(ENTRIES PROVIDED):
== Segment start ==

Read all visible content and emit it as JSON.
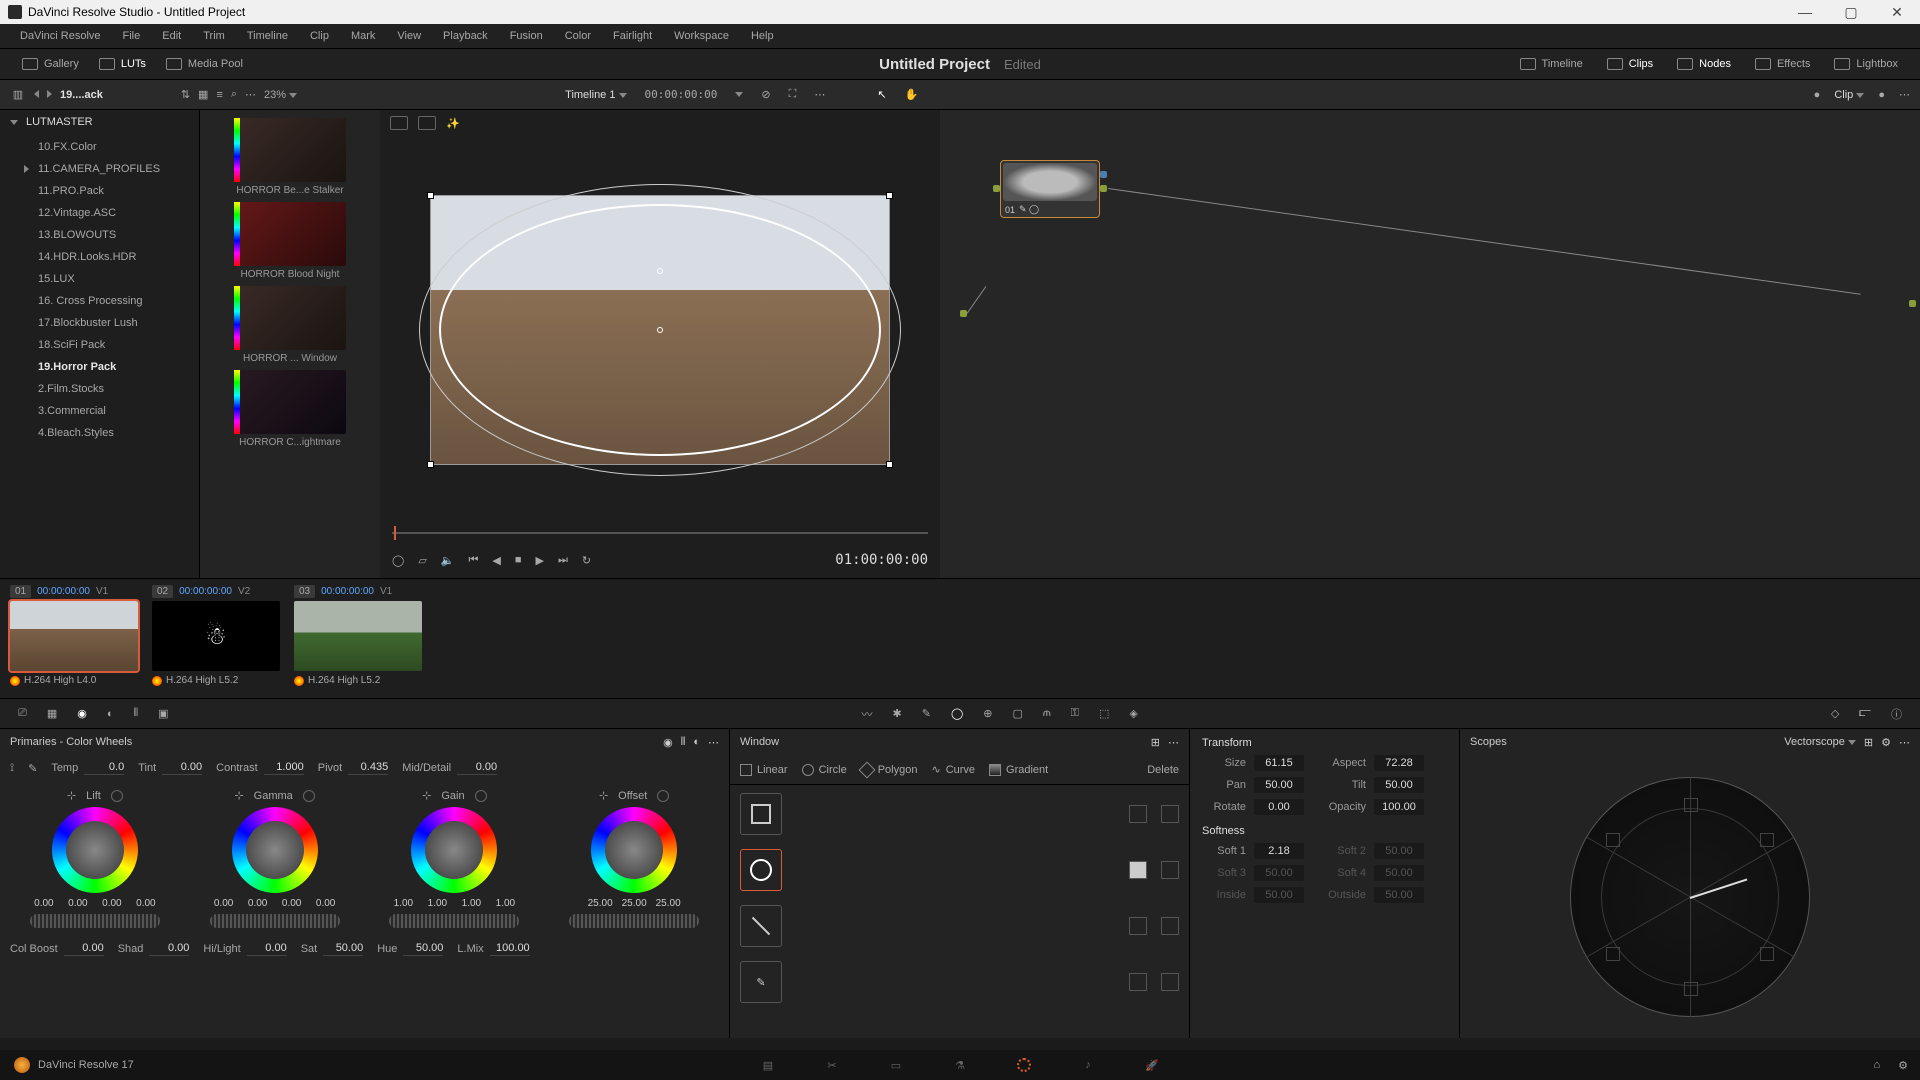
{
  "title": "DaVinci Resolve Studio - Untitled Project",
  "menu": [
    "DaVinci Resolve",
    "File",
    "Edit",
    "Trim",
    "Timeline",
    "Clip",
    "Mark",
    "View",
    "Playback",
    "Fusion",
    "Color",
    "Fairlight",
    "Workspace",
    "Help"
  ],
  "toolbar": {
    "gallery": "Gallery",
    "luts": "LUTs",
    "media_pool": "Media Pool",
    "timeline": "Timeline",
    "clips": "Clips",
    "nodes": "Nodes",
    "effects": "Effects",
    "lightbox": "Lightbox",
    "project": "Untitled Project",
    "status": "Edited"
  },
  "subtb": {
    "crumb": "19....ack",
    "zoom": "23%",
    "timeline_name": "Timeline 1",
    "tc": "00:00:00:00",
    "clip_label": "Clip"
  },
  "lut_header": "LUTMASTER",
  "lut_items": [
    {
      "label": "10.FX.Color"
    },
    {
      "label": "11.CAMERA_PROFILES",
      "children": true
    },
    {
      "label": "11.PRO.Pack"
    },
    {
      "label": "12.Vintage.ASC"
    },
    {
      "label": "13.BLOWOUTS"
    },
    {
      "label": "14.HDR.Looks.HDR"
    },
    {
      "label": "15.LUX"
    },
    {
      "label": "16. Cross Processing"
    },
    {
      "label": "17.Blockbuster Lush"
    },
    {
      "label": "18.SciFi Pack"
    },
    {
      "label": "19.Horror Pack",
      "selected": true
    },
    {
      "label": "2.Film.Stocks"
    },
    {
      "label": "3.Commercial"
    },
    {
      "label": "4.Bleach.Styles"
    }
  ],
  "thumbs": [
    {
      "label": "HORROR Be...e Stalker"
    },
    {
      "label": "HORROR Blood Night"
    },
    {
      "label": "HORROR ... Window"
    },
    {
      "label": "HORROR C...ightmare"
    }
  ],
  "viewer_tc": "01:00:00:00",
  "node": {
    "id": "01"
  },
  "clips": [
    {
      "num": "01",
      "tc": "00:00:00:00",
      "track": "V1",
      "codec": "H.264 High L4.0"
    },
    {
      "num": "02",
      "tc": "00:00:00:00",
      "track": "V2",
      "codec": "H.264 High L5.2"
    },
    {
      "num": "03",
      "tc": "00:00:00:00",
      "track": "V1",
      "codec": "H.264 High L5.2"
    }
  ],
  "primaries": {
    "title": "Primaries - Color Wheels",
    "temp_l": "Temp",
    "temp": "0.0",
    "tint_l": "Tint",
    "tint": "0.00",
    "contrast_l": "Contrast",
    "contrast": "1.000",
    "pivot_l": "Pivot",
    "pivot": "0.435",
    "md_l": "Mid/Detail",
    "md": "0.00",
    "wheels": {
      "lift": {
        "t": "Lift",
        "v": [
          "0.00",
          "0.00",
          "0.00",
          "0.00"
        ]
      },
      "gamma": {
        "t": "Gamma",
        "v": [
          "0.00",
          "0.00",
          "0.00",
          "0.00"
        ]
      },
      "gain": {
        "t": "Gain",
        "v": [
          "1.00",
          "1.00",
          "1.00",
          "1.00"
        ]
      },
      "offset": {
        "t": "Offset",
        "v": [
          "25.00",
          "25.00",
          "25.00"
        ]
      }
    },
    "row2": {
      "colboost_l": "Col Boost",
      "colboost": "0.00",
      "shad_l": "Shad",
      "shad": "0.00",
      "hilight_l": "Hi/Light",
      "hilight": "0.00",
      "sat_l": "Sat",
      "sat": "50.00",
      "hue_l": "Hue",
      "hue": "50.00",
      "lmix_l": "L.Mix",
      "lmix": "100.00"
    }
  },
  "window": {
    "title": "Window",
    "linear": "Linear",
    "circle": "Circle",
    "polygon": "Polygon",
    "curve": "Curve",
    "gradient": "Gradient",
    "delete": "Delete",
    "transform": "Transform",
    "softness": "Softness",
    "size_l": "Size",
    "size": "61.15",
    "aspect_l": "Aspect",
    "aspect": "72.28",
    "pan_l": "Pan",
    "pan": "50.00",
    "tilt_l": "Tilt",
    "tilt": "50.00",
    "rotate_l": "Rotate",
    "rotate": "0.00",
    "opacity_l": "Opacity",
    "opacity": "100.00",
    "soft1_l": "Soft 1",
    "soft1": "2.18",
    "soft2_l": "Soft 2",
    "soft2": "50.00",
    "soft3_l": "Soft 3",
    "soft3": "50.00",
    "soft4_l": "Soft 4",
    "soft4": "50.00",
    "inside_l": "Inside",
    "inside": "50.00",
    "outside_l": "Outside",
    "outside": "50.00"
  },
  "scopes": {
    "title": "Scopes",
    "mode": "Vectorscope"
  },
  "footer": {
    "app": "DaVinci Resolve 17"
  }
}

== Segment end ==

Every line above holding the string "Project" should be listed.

  "title": "DaVinci Resolve Studio - Untitled Project",
    "project": "Untitled Project",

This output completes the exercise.